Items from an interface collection
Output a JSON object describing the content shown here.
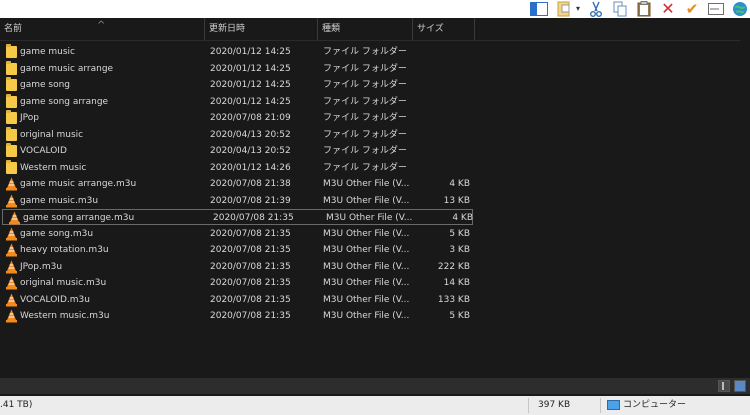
{
  "header": {
    "sort_indicator": "^",
    "columns": [
      {
        "label": "名前"
      },
      {
        "label": "更新日時"
      },
      {
        "label": "種類"
      },
      {
        "label": "サイズ"
      }
    ]
  },
  "files": [
    {
      "icon": "folder-icon",
      "name": "game music",
      "date": "2020/01/12 14:25",
      "type": "ファイル フォルダー",
      "size": ""
    },
    {
      "icon": "folder-icon",
      "name": "game music arrange",
      "date": "2020/01/12 14:25",
      "type": "ファイル フォルダー",
      "size": ""
    },
    {
      "icon": "folder-icon",
      "name": "game song",
      "date": "2020/01/12 14:25",
      "type": "ファイル フォルダー",
      "size": ""
    },
    {
      "icon": "folder-icon",
      "name": "game song arrange",
      "date": "2020/01/12 14:25",
      "type": "ファイル フォルダー",
      "size": ""
    },
    {
      "icon": "folder-icon",
      "name": "JPop",
      "date": "2020/07/08 21:09",
      "type": "ファイル フォルダー",
      "size": ""
    },
    {
      "icon": "folder-icon",
      "name": "original music",
      "date": "2020/04/13 20:52",
      "type": "ファイル フォルダー",
      "size": ""
    },
    {
      "icon": "folder-icon",
      "name": "VOCALOID",
      "date": "2020/04/13 20:52",
      "type": "ファイル フォルダー",
      "size": ""
    },
    {
      "icon": "folder-icon",
      "name": "Western music",
      "date": "2020/01/12 14:26",
      "type": "ファイル フォルダー",
      "size": ""
    },
    {
      "icon": "vlc-cone-icon",
      "name": "game music arrange.m3u",
      "date": "2020/07/08 21:38",
      "type": "M3U Other File (V...",
      "size": "4 KB"
    },
    {
      "icon": "vlc-cone-icon",
      "name": "game music.m3u",
      "date": "2020/07/08 21:39",
      "type": "M3U Other File (V...",
      "size": "13 KB"
    },
    {
      "icon": "vlc-cone-icon",
      "name": "game song arrange.m3u",
      "date": "2020/07/08 21:35",
      "type": "M3U Other File (V...",
      "size": "4 KB",
      "selected": true
    },
    {
      "icon": "vlc-cone-icon",
      "name": "game song.m3u",
      "date": "2020/07/08 21:35",
      "type": "M3U Other File (V...",
      "size": "5 KB"
    },
    {
      "icon": "vlc-cone-icon",
      "name": "heavy rotation.m3u",
      "date": "2020/07/08 21:35",
      "type": "M3U Other File (V...",
      "size": "3 KB"
    },
    {
      "icon": "vlc-cone-icon",
      "name": "JPop.m3u",
      "date": "2020/07/08 21:35",
      "type": "M3U Other File (V...",
      "size": "222 KB"
    },
    {
      "icon": "vlc-cone-icon",
      "name": "original music.m3u",
      "date": "2020/07/08 21:35",
      "type": "M3U Other File (V...",
      "size": "14 KB"
    },
    {
      "icon": "vlc-cone-icon",
      "name": "VOCALOID.m3u",
      "date": "2020/07/08 21:35",
      "type": "M3U Other File (V...",
      "size": "133 KB"
    },
    {
      "icon": "vlc-cone-icon",
      "name": "Western music.m3u",
      "date": "2020/07/08 21:35",
      "type": "M3U Other File (V...",
      "size": "5 KB"
    }
  ],
  "toolbar": {
    "icons": [
      "layout-pane-icon",
      "new-item-icon",
      "dropdown-caret-icon",
      "cut-icon",
      "copy-icon",
      "paste-icon",
      "delete-icon",
      "checkmark-icon",
      "rename-icon",
      "globe-icon"
    ]
  },
  "status": {
    "left_text": ".41 TB)",
    "size_text": "397 KB",
    "computer_text": "コンピューター"
  },
  "colors": {
    "background": "#191919",
    "text": "#d8d8d8",
    "folder": "#f7c948",
    "vlc_orange": "#f28a1e",
    "delete_red": "#d62a2a",
    "check_orange": "#e88a18",
    "status_bg": "#ececec"
  }
}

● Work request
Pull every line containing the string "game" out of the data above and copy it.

● Response
      "name": "game music",
      "name": "game music arrange",
      "name": "game song",
      "name": "game song arrange",
      "name": "game music arrange.m3u",
      "name": "game music.m3u",
      "name": "game song arrange.m3u",
      "name": "game song.m3u",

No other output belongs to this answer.